What is being asked: Every line of the records that holds the word "JSON" should be copied.

Data supplied:

= = =

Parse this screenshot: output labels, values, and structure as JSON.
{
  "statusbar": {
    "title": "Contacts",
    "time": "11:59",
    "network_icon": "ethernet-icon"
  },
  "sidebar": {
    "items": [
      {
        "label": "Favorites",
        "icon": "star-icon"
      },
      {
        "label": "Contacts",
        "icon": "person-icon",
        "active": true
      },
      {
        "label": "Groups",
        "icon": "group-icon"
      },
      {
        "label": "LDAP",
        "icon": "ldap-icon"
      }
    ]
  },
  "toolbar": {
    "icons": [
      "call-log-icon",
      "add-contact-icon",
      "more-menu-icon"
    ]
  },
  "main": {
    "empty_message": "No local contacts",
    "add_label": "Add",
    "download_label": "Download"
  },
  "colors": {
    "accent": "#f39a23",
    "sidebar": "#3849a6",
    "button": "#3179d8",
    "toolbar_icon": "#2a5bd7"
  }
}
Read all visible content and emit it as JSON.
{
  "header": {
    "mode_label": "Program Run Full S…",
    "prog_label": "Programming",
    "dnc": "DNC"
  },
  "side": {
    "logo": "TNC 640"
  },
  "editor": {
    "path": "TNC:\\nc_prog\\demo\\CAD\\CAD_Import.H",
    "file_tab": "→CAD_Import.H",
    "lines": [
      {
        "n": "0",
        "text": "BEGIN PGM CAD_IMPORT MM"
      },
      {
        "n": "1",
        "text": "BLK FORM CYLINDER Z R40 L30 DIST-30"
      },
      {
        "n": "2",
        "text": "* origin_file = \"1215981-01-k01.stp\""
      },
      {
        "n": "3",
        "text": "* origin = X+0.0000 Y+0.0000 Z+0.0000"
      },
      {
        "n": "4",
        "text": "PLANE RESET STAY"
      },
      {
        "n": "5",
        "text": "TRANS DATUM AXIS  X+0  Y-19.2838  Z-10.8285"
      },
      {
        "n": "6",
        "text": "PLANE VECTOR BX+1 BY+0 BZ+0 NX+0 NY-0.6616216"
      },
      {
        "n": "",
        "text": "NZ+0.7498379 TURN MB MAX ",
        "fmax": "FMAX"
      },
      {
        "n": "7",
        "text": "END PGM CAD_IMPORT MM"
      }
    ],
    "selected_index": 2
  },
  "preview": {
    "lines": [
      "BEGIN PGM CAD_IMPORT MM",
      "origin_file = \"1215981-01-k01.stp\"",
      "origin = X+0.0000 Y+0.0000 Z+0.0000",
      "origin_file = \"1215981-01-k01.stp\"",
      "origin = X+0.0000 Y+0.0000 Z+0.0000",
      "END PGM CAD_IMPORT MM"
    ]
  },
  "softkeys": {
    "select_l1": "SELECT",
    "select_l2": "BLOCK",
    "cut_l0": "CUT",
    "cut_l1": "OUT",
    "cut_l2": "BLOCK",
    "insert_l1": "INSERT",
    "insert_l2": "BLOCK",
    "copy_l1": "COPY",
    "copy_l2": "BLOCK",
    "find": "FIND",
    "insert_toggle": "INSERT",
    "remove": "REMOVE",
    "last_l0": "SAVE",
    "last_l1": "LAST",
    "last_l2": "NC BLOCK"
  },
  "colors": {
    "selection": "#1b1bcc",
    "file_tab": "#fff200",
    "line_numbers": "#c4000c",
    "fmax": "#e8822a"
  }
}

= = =

Written answer:
Parse this screenshot: output labels, values, and structure as JSON.
Read all visible content and emit it as JSON.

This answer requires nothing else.